The story is minimal and almost identical to every other main Pokemon series game. You wander around a region (in this case, the France-inspired Kalos region), battle through eight Gyms and defeat the Gym Leaders to get badges, fight the Elite Four and the Champion at the Pokemon League, and while you do it thwart the plans of a nefarious Team that wants to destroy the world and rebuild it. This time, your criminal organization of the generation is Team Flare, but you can feel free to call them Team Failure. They’re silly at best and downright stupid at worst, and the pseudo-philosophy of their evil plan seems so tacked on and random that two criminals chasing a ten-year-old for years to get his fairly common Pokemon makes more sense. You don’t play Pokemon for the story.
What to Do
It’s easy to get distracted catching Pokemon, and there are plenty of non-story activities you can enjoy while playing the game. The new Super Training and Pokemon-Aime menus let you play minigames and respectively train your Pokemons’ stats and happiness anywhere you are. You can’t show off your Pokemon in contests anymore, but you can make promotional videos of yourself as a trainer, work in hotels, sit in cafes and see rare Pokemon, and perform battles, trades, and other activities to get items.
After you’ve beaten the Elite Four, there are still plenty of things to do in the Kalos region. You can find several legendary Pokemon in addition to the main game legendary Pokemon (Xerneas for X, Yvetrai for Y), and another town is unlocked where you can use the Battle Maison and Friend Safari. The Battle Maison is like the post-game battle settings in previous Pokemon games, where you can form teams of three non-Legendary Pokemon de-leveled to 50 for each match and have a purely strategic endurance run against other trainers. Friend Safari lets you collect rare Pokemon based on your Friend Codes. Each friend you register becomes a different safari where you walk around a small patch of grass and catch up to three Pokemon, depending on if they beat the game and have been online when you are online at least once (otherwise there are only two). The Friend Safari Pokemon include some highly sought after Pokemon, including the first and sixth generation starters, Ditto (useful for breeding), and several Ghost and Dragon-type Pokemon you wouldn’t be able to catch otherwise.
Online options are of course plentiful. You can trade and duel with people online if you exchange Friend Codes or locally, and Friend Safari makes Friend Code collecting surprisingly addictive. You can send messages to each other and even give special O-Powers that give temporary boosts to yourself or other trainers.
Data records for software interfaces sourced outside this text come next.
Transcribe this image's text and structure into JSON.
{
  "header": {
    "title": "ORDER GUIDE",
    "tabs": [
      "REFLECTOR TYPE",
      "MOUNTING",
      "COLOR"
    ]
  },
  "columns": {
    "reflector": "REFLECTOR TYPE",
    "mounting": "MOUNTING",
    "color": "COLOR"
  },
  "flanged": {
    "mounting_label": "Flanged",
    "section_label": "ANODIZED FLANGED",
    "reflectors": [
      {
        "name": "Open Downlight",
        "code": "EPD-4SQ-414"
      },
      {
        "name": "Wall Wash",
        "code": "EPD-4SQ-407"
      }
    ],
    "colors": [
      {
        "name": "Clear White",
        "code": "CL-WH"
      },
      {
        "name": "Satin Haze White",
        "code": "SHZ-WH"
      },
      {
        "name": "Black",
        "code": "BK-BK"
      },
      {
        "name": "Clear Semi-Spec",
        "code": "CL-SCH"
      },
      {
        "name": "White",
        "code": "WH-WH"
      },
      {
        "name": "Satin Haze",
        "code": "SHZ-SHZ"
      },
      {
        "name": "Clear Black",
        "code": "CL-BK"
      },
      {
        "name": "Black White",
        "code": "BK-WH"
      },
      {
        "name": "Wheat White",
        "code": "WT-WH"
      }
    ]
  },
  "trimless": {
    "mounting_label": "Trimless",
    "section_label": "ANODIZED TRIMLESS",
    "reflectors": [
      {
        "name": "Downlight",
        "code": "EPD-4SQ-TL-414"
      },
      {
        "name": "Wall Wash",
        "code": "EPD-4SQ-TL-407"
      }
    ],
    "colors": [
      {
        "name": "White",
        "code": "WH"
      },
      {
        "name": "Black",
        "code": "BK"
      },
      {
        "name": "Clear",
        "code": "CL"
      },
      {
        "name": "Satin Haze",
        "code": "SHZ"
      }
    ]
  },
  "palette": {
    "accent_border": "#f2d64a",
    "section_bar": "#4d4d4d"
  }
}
You can’t trade Pokemon from the previous generation to this one, but that feature will be offered in December when Nintendo launches the Pokemon Bank and Poke Transport services.
Pokemon X/Y doesn’t change much besides graphics because it really doesn’t have to. The Pokemon formula still holds up as fun, accessible turn-based RPG that focuses on collecting more than story. The graphical updates in combat are great, finally giving Pokemon the action and animation they’ve needed for over a decade. There aren’t many surprises in the game and the addition of the Fairy type doesn’t change the mechanics in any noticeable way, but it’s still one of the best games on the 3DS. It’s simply enjoyable.
|ESRB Rating||E for Everybody|
Copyright © 2012 Ziff Davis, Inc